Recently, the Academic Director of Master of China Studies (MCS), Dr. Wenyu Zhou and his collaborators' paper "Macroeconomics matter: Leading economic indicators and the cross-section of global stock returns" was published online in the Journal of Financial Markets. The paper suggests new evidence for the important role of macroeconomic indicators in stock market yield forecasting.
Journal of Financial Markets publishes high-quality theoretical and empirical research in the financial field, including asset pricing, investment, capital and securities markets, and is recognized as an international authoritative journal in the field.
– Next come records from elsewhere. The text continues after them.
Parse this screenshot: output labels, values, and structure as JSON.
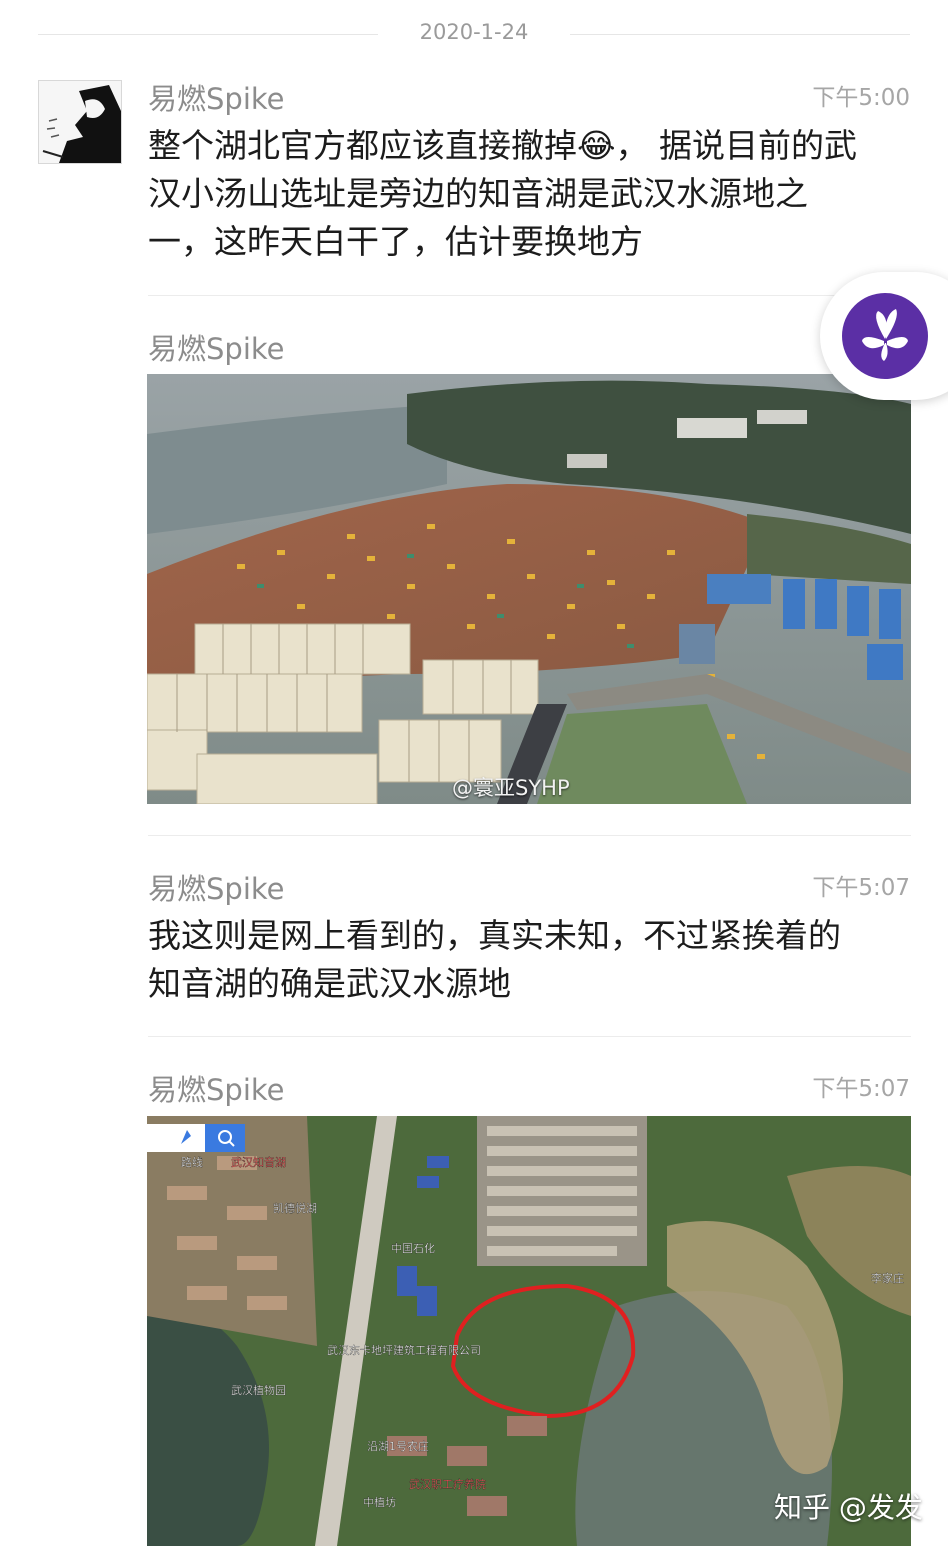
{
  "date_divider": "2020-1-24",
  "messages": [
    {
      "sender": "易燃Spike",
      "time": "下午5:00",
      "lines": [
        "整个湖北官方都应该直接撤掉😂，  据说目前的武",
        "汉小汤山选址是旁边的知音湖是武汉水源地之",
        "一，这昨天白干了，估计要换地方"
      ]
    },
    {
      "sender": "易燃Spike",
      "time": "",
      "photo_watermark": "@寰亚SYHP"
    },
    {
      "sender": "易燃Spike",
      "time": "下午5:07",
      "lines": [
        "我这则是网上看到的，真实未知，不过紧挨着的",
        "知音湖的确是武汉水源地"
      ]
    },
    {
      "sender": "易燃Spike",
      "time": "下午5:07"
    }
  ],
  "map_labels": {
    "route": "路线",
    "lake": "武汉知音湖",
    "kaide": "凯德悦湖",
    "sinopec": "中国石化",
    "company": "武汉东卡地坪建筑工程有限公司",
    "road": "沿湖1号农庄",
    "sanatorium": "武汉职工疗养院",
    "garden": "武汉植物园",
    "plant": "中植坊",
    "far": "李家庄"
  },
  "watermark": "知乎 @发发",
  "colors": {
    "accent": "#5b2fa5",
    "circle": "#e02020"
  }
}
Of the 500 manuscripts submitted each year, less than 40 are accepted by JFM. The acceptance rate is less than 10%. This is the third academic paper that Dr. Zhou published in this journal after working in ZJU.
In the paper, the research team used more than six decades of data from 39 countries around the world to investigate the predictive power of the OECD's comprehensive leading economic indicator (CLI) for national stock markets. The article found that changes in the combined leading economic indicators can significantly predict future stock market yields in countries: monthly stock market yields in the top 20% of CLI index growth rates are 1.43% higher than in the bottom 20% countries, and this excess return cannot be explained by existing asset pricing models. Based on this finding, the article designs investment strategies based on open-ended index funds from different countries.
The following is an abstract of the paper:
Leading economic indicators assist in forecasting future business conditions. Can they also predict aggregate stock returns? To answer this question, we examine six decades of data from 39 countries. Short-term changes in the composite leading indicator (CLI) positively correlate with future stock returns in the cross-section. The quintile of markets with the highest CLI increase outperforms the quintile with the lowest CLI change by 1.43% per month. The predictive power of the CLI survives multiple robustness checks and cannot be absorbed by established risk factors. Our findings imply an exploitable investment strategy that can be pursued with exchange-traded funds.